Saudi King Salman praised US President Donald Trump for his “visionary” new strategy vis-a-vis Iran. The UAE followed suit. The US position was supported by Egypt, the most populous country in North Africa and the Arab world.
The division has come into the open. The US is shifting to those who oppose Iran to become the leader of the group. This stance makes Russia and Europe get closer to each other united by the goal to preserve the landmark security agreement.
Perhaps, further divisions are in store as the Iraqi government forces and the Iraqi Kurdistan Peshmerga militias clashed on October 16. The Iran-influenced People's Mobilization Forces (PMF), also known as the Popular Mobilization Units (PMU), appear to bear the brunt of the battle. Iran has taken a hostile stance towards the Iraqi Kurdistan striving for independence. If so, the other camp may back the Kurds directly or clandestinely. If the fighting is viewed along religious lines as a battle between Shia and Sunni Muslims, the US, Turkey and the Gulf states will have to make hard choices. The Shia-Sunni divide is likely to exacerbate in Iraq, bringing closer the possibility of split in three. After all, Iraq’s Sunnis have been worried that they would be dominated by the Shia population ever since the ouster of Saddam Hussein.

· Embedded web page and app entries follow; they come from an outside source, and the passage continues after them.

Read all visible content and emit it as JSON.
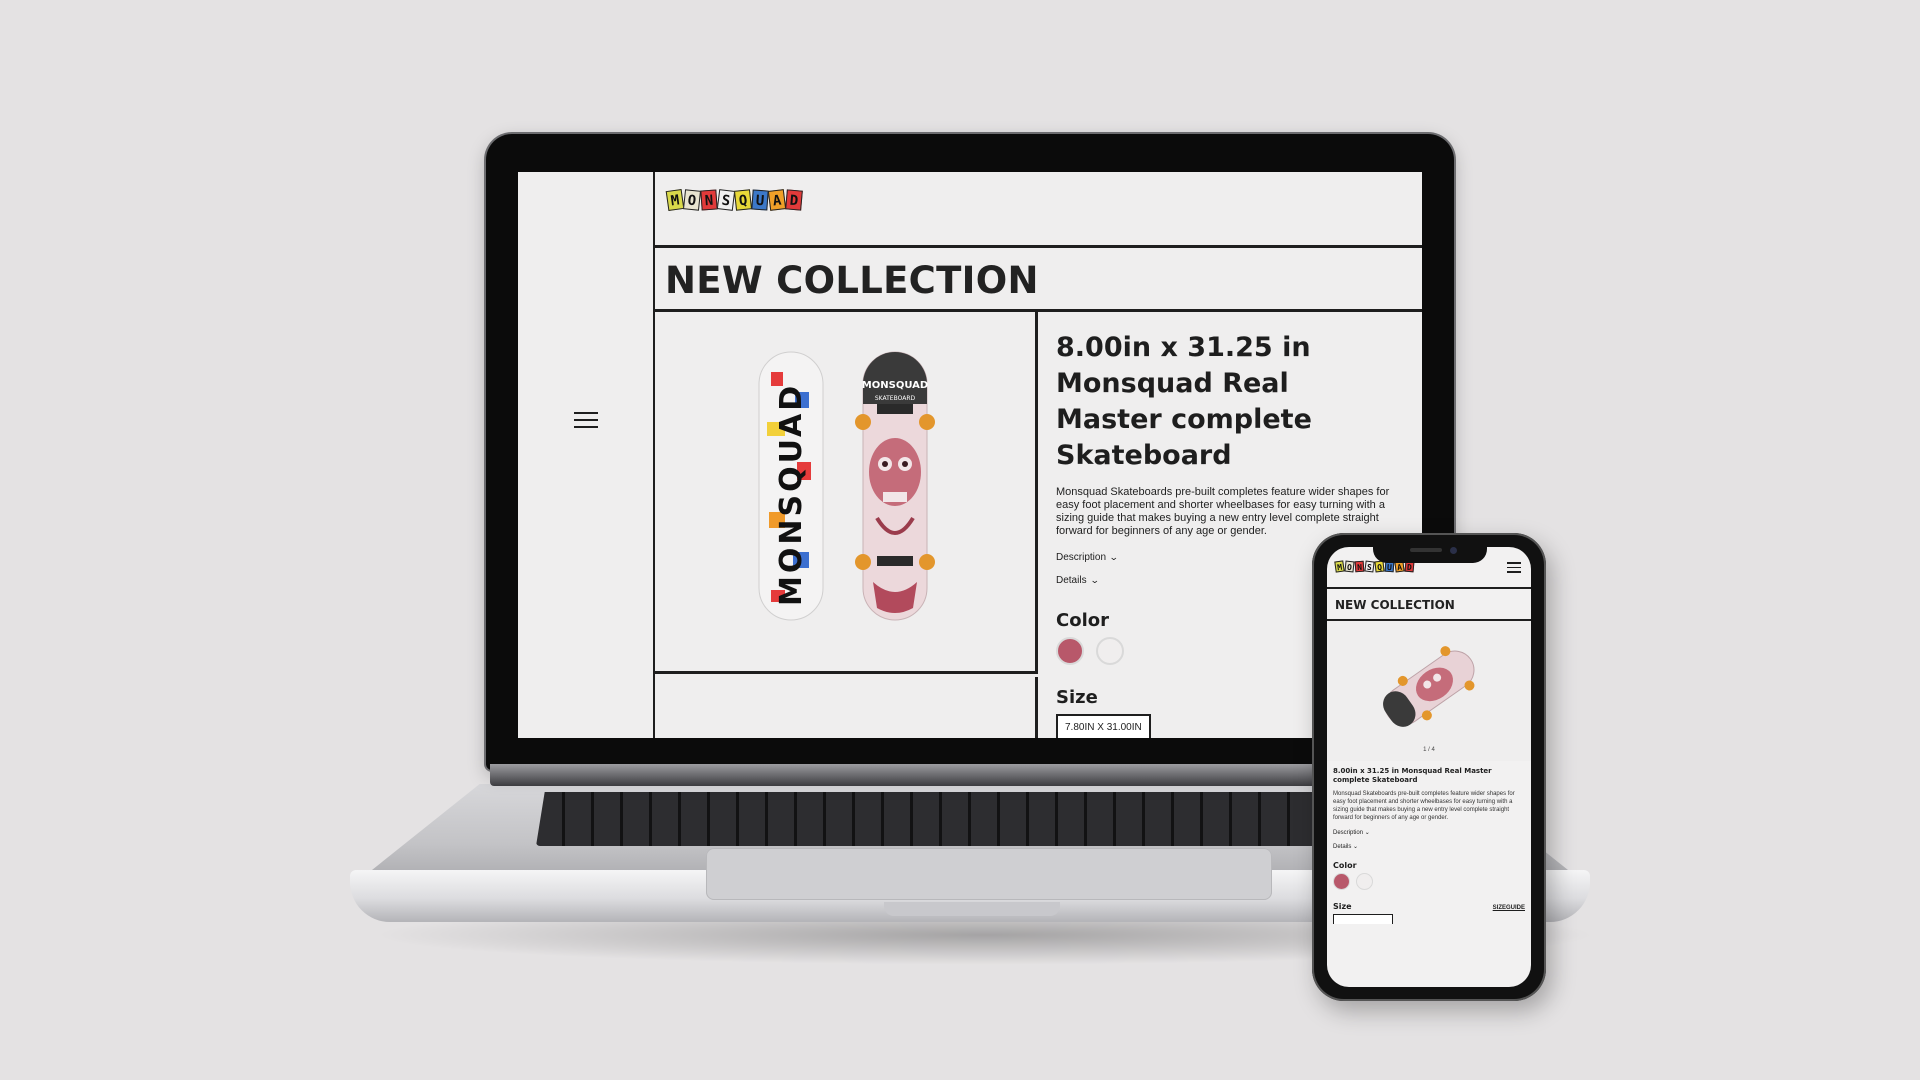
{
  "brand": {
    "logo_letters": [
      "M",
      "O",
      "N",
      "S",
      "Q",
      "U",
      "A",
      "D"
    ],
    "logo_colors": [
      "#d9d94a",
      "#e8e4d0",
      "#e13a3a",
      "#f0f0f0",
      "#e8d838",
      "#3c78c8",
      "#f0a028",
      "#e13a3a"
    ]
  },
  "desktop": {
    "page_title": "NEW COLLECTION",
    "product": {
      "title": "8.00in x 31.25 in Monsquad Real Master complete Skateboard",
      "description": "Monsquad Skateboards pre-built completes feature wider shapes for easy foot placement and shorter wheelbases for easy turning with a sizing guide that makes buying a new entry level complete straight forward for beginners of any age or gender.",
      "accordion_description": "Description",
      "accordion_details": "Details",
      "color_heading": "Color",
      "size_heading": "Size",
      "selected_size": "7.80IN X 31.00IN"
    },
    "deck_text": "MONSQUAD",
    "deck_sub": "SKATEBOARD"
  },
  "mobile": {
    "page_title": "NEW COLLECTION",
    "image_counter": "1 / 4",
    "product": {
      "title": "8.00in x 31.25 in Monsquad Real Master complete Skateboard",
      "description": "Monsquad Skateboards pre-built completes feature wider shapes for easy foot placement and shorter wheelbases for easy turning with a sizing guide that makes buying a new entry level complete straight forward for beginners of any age or gender.",
      "accordion_description": "Description",
      "accordion_details": "Details",
      "color_heading": "Color",
      "size_heading": "Size",
      "size_guide": "SIZEGUIDE"
    }
  },
  "colors": {
    "ink": "#1e1e1e",
    "swatch_pink": "#b8586a",
    "swatch_white": "#f0eeee",
    "background": "#e4e2e3"
  },
  "icons": [
    "hamburger-menu-icon",
    "chevron-down-icon"
  ]
}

The independence of Iraqi Kurdistan is likely to inspire other Kurdish groups in the region which are seeking independence. Kurdish unrest inside Iran and Turkey is a real possibility. On October 16, Turkey said it is ready to cooperate fully with the central Iraqi government to end the presence of the outlawed Kurdish militant group PKK in Iraq. It brings it closer to Iran and makes Kurds-Turkey clashes in the northern part of Syria more likely. The fight for independence of their Iraqi brethren would likely encourage the Syrian Kurds to fight on for formal independence as well. In Syria, Israel may back the Kurds against the Iran-backed Shia formations. It is already waging an air war against the pro-Iranian Shia Hezbollah. This policy will be tacitly supported by Saudi Arabia and its Gulf allies. It will open a new front in Syria making the crisis management efforts undertaken so far go down the drain.
All of this puts the US-led coalition fighting Islamic State militants, and the United States in particular, in an uncomfortable position. Turkey and Iraq are allies, at least formally, but not supporting the Kurds might embolden the United States' opponents and give the appearance that the US government is unwilling to challenge Iran, which would be raise questions home and abroad. So, it all boils down to the US stance on Iran again.
If the fighting sparked in Iraqi Kurdistan is not stopped now and the US continues its efforts aimed at burying the Iran nuclear deal, the fallout will be dire. Any war or conflict is unpredictable, but this time it may rapidly spread making the countries involved take sides, even if it is done reluctantly. The farther it goes the worst it gets. Urgent diplomatic efforts are the only hope left to prevent the worst.